By this stage, Dr Bahorik’s chest pain and coughing has worsened.
17 March – sent to hospital emergency room
Claudia Bahorik calls back her family doctor.
She is told to go to the emergency room at nearby St Joseph’s Hospital, where the clinician in charge has given assurances she can get a coronavirus test.
At the hospital, she has to do another flu test and RSV test, this time, however, the new chest X-ray shows she has now developed pneumonia in her left lung.
Finally gets coronavirus test
Dr Bahorik gets a test, though getting the nasal sample makes her nose bleed, covering the swab with blood.
She is sent home with antibiotics and told to wait 3-5 days for result of the test.
23 March – test results delayed
Dr Bahorik calls the hospital to be told that the wait for test results is now 10 days because the samples were sent off to laboratories that are currently overwhelmed.
She has not responded to the antibiotics, and remains ill.
Who else could have been infected?
“They keep reporting that there are so few cases in my county, but they are not testing,” Dr Bahorik tells me.
“I feel like I’ve done as much as I can, but that the system has beaten me down,” she says. “I almost feel like I’m a lone voice screaming, ‘Open your eyes, we have to do something about this!'”
Dr Bahorik accepts that a test would do nothing to help her condition, but if she does have coronavirus she could at least definitively tell that to all of those that she came into contact with in the early days.
Two days in particular play on her mind; the day in early March on which she shared a room with dozens of prospective jurors, and the funeral the following day.
“There were between 50 and 75 people, a lot of them around my age at the funeral and I hugged a bunch of them,” she says, clearly distressed.
“If I was carrying it then I could have infected up to 150 people just in those two days.
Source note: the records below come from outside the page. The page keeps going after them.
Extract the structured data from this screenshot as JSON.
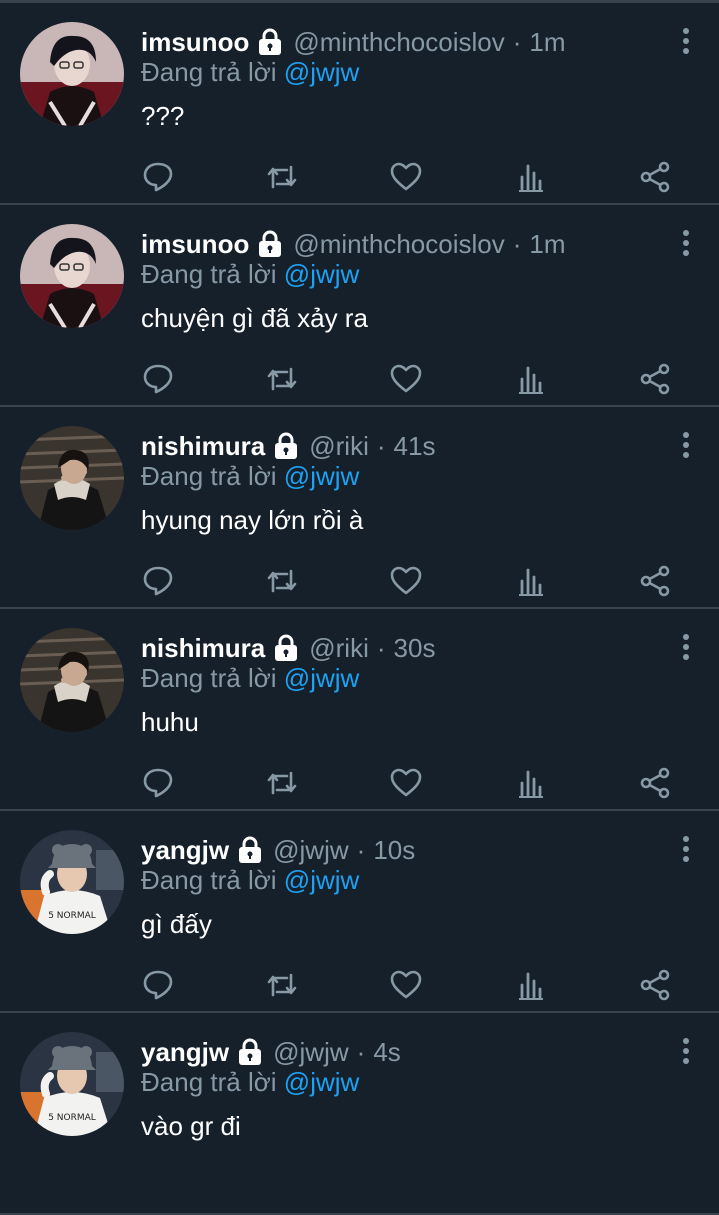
{
  "colors": {
    "background": "#15202b",
    "divider": "#38444d",
    "secondary_text": "#8899a6",
    "accent": "#1da1f2",
    "primary_text": "#ffffff"
  },
  "icons": {
    "lock": "lock-icon",
    "more": "more-vertical-icon",
    "reply": "reply-icon",
    "retweet": "retweet-icon",
    "like": "heart-icon",
    "analytics": "analytics-icon",
    "share": "share-icon"
  },
  "tweets": [
    {
      "display_name": "imsunoo",
      "handle": "@minthchocoislov",
      "dot": "·",
      "time": "1m",
      "reply_prefix": "Đang trả lời",
      "reply_to": "@jwjw",
      "text": "???"
    },
    {
      "display_name": "imsunoo",
      "handle": "@minthchocoislov",
      "dot": "·",
      "time": "1m",
      "reply_prefix": "Đang trả lời",
      "reply_to": "@jwjw",
      "text": "chuyện gì đã xảy ra"
    },
    {
      "display_name": "nishimura",
      "handle": "@riki",
      "dot": "·",
      "time": "41s",
      "reply_prefix": "Đang trả lời",
      "reply_to": "@jwjw",
      "text": "hyung nay lớn rồi à"
    },
    {
      "display_name": "nishimura",
      "handle": "@riki",
      "dot": "·",
      "time": "30s",
      "reply_prefix": "Đang trả lời",
      "reply_to": "@jwjw",
      "text": "huhu"
    },
    {
      "display_name": "yangjw",
      "handle": "@jwjw",
      "dot": "·",
      "time": "10s",
      "reply_prefix": "Đang trả lời",
      "reply_to": "@jwjw",
      "text": "gì đấy"
    },
    {
      "display_name": "yangjw",
      "handle": "@jwjw",
      "dot": "·",
      "time": "4s",
      "reply_prefix": "Đang trả lời",
      "reply_to": "@jwjw",
      "text": "vào gr đi"
    }
  ]
}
A lot of my friends want to know the result of my test.”
But nothing has yet been done to trace where she might have got her infection or to isolate those she came into contact with.
Why does it take so long to get tested?
None of the hospitals or clinics Dr Bahorik visited were prepared to talk about the specifics of her case, but we did hear from the Pennsylvania Department of Health, which had twice denied her a test on the basis she was not eligible.
“We were following established criteria from the CDC (Centers for Disease Control and Prevention),” says Dr Rachel Levine, the Pennsylvania Health Secretary who spoke of a gradual increase in testing capacity.
“We now no longer require a person to have known exposure or travel criteria, but we do still have priorities; firstly hospitalised patients, very ill patients and healthcare workers,” she says, explaining limits in testing capability that remain primarily because of shortages in the reagents needed.
New York state, which borders Pennsylvania, has become the epicentre of the US outbreak with more than 30,000 confirmed cases. Governor Andrew Cuomo says the state has carried out more tests than any other.
Is it too late for a ‘trace, test, treat’ strategy?
Dr Levine acknowledged that the window had probably now closed on a South Korea-style approach of widespread testing (even of those who do not show symptoms), and trying to trace the path of the virus.
“That was a population-based protocol that was done early on in South Korea and in some other areas such as Singapore and Hong Kong. But in the United States, we did not have the ability to do that and we are now at a later stage in the pandemic for it to be effective,” she says.
Every day the White House issues assurances about the availability of testing and this country’s unrivalled ability to keep the impact of the virus to a minimum.
But it is testing that has been such a crucial element of controlling the spread of the virus in countries that are seen as having been successful in doing so. Anecdotal evidence from every part of the nation, like Dr Bahorik’s experience, illustrates how difficult it remains for countless Americans to get a coronavirus test.
Additional reporting by Eva Artesona